Using sand molds has several benefits. Sand is inexpensive and can withstand high temperatures, thus allowing many metals with high melting temperatures to be cast using the sand casting process. Sand casting also accommodates a large size range of parts. The Sand, (typically silica sand), used to create the molds, is mixed with a “binder” to help maintain the shape of the mold cavity during the casting process.
Sand molds are prepared in different ways which can be categorized into 4 types:
- Greensand Mold – Greensand (sometimes called wet sand) molds use a mixture of sand, water, and a binder, usually called clay. Typically composition of the mixture is 90% sand, 3% water, and 7% clay (or organic bonding compounds), but the percentage of clay can vary slightly depending upon surface finish, moldability, and degassing requirements specific to each part. Greensand molds are the least expensive and as such, are the most commonly used sand molds.
- Skin-dried mold – A skin-dried mold starts out much the same as a greensand mold, but additional bonding materials are added and the internal surfaces of the mold are dried with a torch or a heating lamp which increases mold strength. Skin-dried molds yield improved dimensional accuracy and surface finish, but usually at the expense of collapsibility. Dry skin molds are more expensive and require more time, which equates to a lower production rate.
- Cold box mold – Cold box sand molds, or dry sand molds, use sand that is only mixed with an organic binder. The mold is then baked in an oven to impart strength which results in a mold that produces a part with high dimensional accuracy.

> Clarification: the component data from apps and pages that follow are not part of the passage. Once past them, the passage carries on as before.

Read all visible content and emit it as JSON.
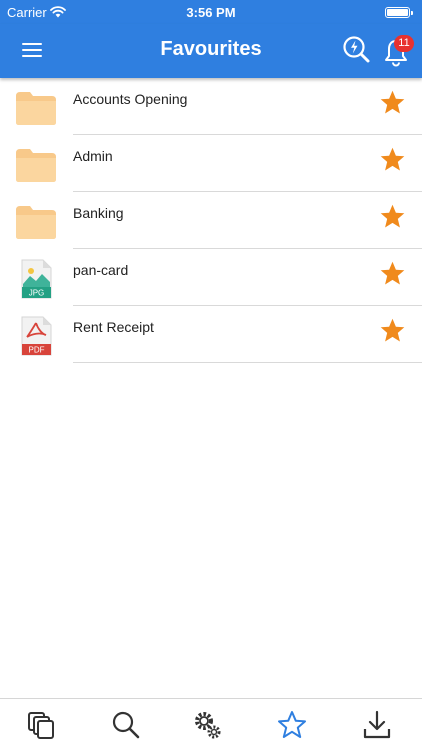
{
  "status_bar": {
    "carrier": "Carrier",
    "time": "3:56 PM"
  },
  "header": {
    "title": "Favourites",
    "notification_count": "11",
    "icons": [
      "menu-icon",
      "quick-search-icon",
      "bell-icon"
    ]
  },
  "colors": {
    "primary": "#2f7fe0",
    "star": "#f08a1c",
    "folder": "#f8c98a",
    "badge": "#e8322f",
    "tab_active": "#2f7fe0"
  },
  "items": [
    {
      "name": "Accounts Opening",
      "type": "folder",
      "favourite": true
    },
    {
      "name": "Admin",
      "type": "folder",
      "favourite": true
    },
    {
      "name": "Banking",
      "type": "folder",
      "favourite": true
    },
    {
      "name": "pan-card",
      "type": "jpg",
      "file_label": "JPG",
      "favourite": true
    },
    {
      "name": "Rent Receipt",
      "type": "pdf",
      "file_label": "PDF",
      "favourite": true
    }
  ],
  "tab_bar": {
    "tabs": [
      {
        "icon": "documents-icon",
        "active": false
      },
      {
        "icon": "search-icon",
        "active": false
      },
      {
        "icon": "settings-icon",
        "active": false
      },
      {
        "icon": "star-icon",
        "active": true
      },
      {
        "icon": "download-icon",
        "active": false
      }
    ]
  }
}
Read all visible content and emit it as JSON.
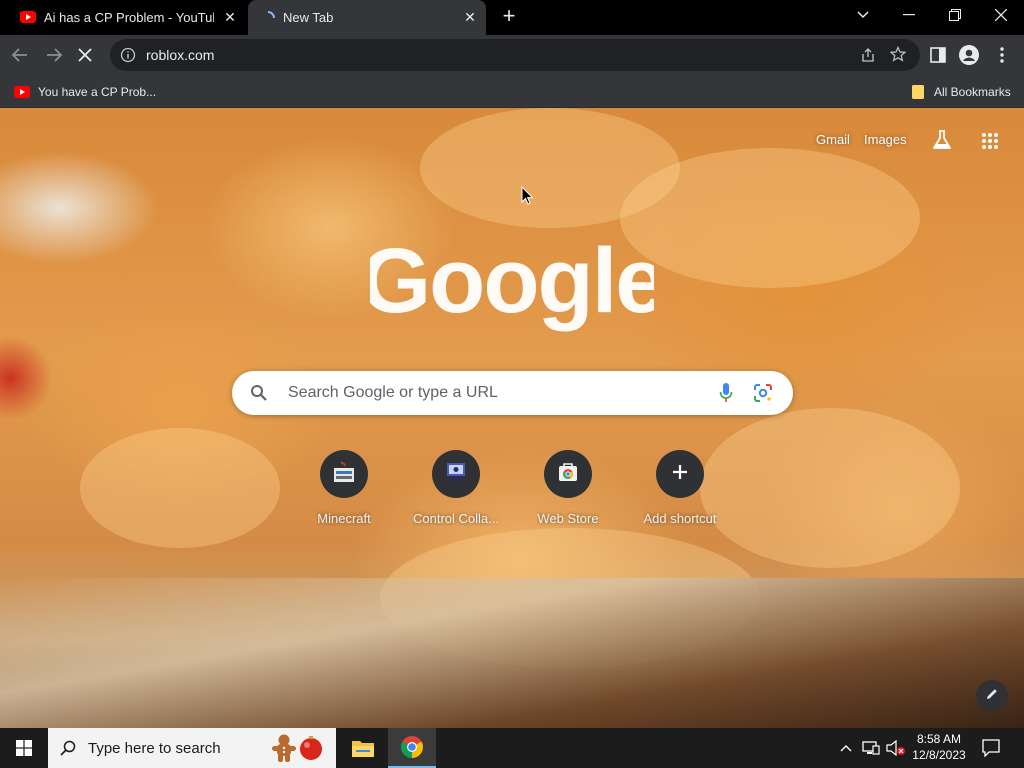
{
  "browser": {
    "tabs": [
      {
        "title": "Ai has a CP Problem - YouTube",
        "favicon": "youtube-icon",
        "active": false
      },
      {
        "title": "New Tab",
        "favicon": "loading-spinner-icon",
        "active": true
      }
    ],
    "address": "roblox.com",
    "bookmarks": [
      {
        "label": "You have a CP Prob...",
        "icon": "youtube-icon"
      },
      {
        "label": "All Bookmarks",
        "icon": "folder-icon"
      }
    ]
  },
  "ntp": {
    "top_links": {
      "gmail": "Gmail",
      "images": "Images"
    },
    "search_placeholder": "Search Google or type a URL",
    "shortcuts": [
      {
        "label": "Minecraft",
        "icon": "minecraft-icon"
      },
      {
        "label": "Control Colla...",
        "icon": "control-collaboration-icon"
      },
      {
        "label": "Web Store",
        "icon": "web-store-icon"
      },
      {
        "label": "Add shortcut",
        "icon": "plus-icon"
      }
    ]
  },
  "taskbar": {
    "search_placeholder": "Type here to search",
    "time": "8:58 AM",
    "date": "12/8/2023"
  },
  "colors": {
    "tab_strip": "#000000",
    "toolbar": "#35363a",
    "omnibox": "#202124",
    "taskbar": "#1c1c1c",
    "chrome_blue_accent": "#4285f4"
  }
}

The added preparation also adds cost thought, as the production rate is lower.
- No-bake mold – The no-bake mold is one of the most advanced molding techniques used for sand casting. Sand is mixed with a liquid resin and the mold sets relatively quickly at room temperature. This process has excellent dimensional stability and produces parts with superior surface finishes when compared to other sand casting techniques/processes.
The quality of the sand that is used also greatly affects the quality of the casting and is usually described by the following five measures:
- Strength – Ability of the sand to maintain its shape.
- Permeability – Ability to allow venting of trapped gasses through the sand. A higher permeability can reduce the porosity of the mold, but a lower permeability can result in a better surface finish.
- Thermal Stability – Ability to resist damage, such as cracking, from the heat of the molten metal
- Collapsibility – Ability of the sand to collapse, or more accurately compress, during solidification of the casting. If the sand cannot compress, then the casting will not be able to shrink freely in the mold and can result in cracking
- Reusability – Ability of the sand to be reused for future sand molds
All of these options play a part in the sand casting process, and adjusting or changing these options can yield different results that may better suit a customers’ requirements. An increase in the cost of the sand cast process may very well make economic sense if it can eliminate a subsequent machining or surface finishing process. Or conversely, using a less expensive process may still yield a part that is perfectly functional if the current process is holding dimensional or surface finish characters “tighter” than what is actually needed. Challenging the status quo and asking the right questions may very well result in a cost saving that’s been there all along.